#### Data for this task:
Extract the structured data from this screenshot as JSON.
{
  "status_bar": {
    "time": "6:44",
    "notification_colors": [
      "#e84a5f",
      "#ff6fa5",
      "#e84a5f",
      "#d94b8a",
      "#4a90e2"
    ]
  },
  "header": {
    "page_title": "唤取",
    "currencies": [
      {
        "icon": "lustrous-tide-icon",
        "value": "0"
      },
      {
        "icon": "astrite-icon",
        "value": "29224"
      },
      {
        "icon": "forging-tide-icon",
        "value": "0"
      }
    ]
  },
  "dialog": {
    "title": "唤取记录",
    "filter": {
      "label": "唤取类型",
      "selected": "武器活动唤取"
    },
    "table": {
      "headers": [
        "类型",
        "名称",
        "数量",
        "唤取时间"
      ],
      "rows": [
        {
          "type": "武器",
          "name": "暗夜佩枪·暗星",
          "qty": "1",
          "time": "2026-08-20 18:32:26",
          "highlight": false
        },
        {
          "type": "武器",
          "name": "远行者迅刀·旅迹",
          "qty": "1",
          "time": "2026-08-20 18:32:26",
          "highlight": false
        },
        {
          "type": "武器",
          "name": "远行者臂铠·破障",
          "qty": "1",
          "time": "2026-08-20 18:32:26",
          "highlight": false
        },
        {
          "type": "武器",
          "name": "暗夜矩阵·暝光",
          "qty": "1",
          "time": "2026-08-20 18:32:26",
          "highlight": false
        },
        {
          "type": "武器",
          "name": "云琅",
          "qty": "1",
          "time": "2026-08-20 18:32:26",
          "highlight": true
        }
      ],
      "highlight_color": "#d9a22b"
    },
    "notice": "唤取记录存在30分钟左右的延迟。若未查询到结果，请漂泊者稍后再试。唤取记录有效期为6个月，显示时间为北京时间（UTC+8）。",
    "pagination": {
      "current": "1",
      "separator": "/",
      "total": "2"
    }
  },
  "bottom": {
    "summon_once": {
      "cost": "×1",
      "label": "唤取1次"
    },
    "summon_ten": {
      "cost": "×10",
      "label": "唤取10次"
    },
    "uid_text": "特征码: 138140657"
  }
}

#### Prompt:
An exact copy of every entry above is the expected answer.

#### Result of the exercise:
Extract the structured data from this screenshot as JSON.
{
  "status_bar": {
    "time": "6:44",
    "notification_colors": [
      "#e84a5f",
      "#ff6fa5",
      "#e84a5f",
      "#d94b8a",
      "#4a90e2"
    ]
  },
  "header": {
    "page_title": "唤取",
    "currencies": [
      {
        "icon": "lustrous-tide-icon",
        "value": "0"
      },
      {
        "icon": "astrite-icon",
        "value": "29224"
      },
      {
        "icon": "forging-tide-icon",
        "value": "0"
      }
    ]
  },
  "dialog": {
    "title": "唤取记录",
    "filter": {
      "label": "唤取类型",
      "selected": "武器活动唤取"
    },
    "table": {
      "headers": [
        "类型",
        "名称",
        "数量",
        "唤取时间"
      ],
      "rows": [
        {
          "type": "武器",
          "name": "暗夜佩枪·暗星",
          "qty": "1",
          "time": "2026-08-20 18:32:26",
          "highlight": false
        },
        {
          "type": "武器",
          "name": "远行者迅刀·旅迹",
          "qty": "1",
          "time": "2026-08-20 18:32:26",
          "highlight": false
        },
        {
          "type": "武器",
          "name": "远行者臂铠·破障",
          "qty": "1",
          "time": "2026-08-20 18:32:26",
          "highlight": false
        },
        {
          "type": "武器",
          "name": "暗夜矩阵·暝光",
          "qty": "1",
          "time": "2026-08-20 18:32:26",
          "highlight": false
        },
        {
          "type": "武器",
          "name": "云琅",
          "qty": "1",
          "time": "2026-08-20 18:32:26",
          "highlight": true
        }
      ],
      "highlight_color": "#d9a22b"
    },
    "notice": "唤取记录存在30分钟左右的延迟。若未查询到结果，请漂泊者稍后再试。唤取记录有效期为6个月，显示时间为北京时间（UTC+8）。",
    "pagination": {
      "current": "1",
      "separator": "/",
      "total": "2"
    }
  },
  "bottom": {
    "summon_once": {
      "cost": "×1",
      "label": "唤取1次"
    },
    "summon_ten": {
      "cost": "×10",
      "label": "唤取10次"
    },
    "uid_text": "特征码: 138140657"
  }
}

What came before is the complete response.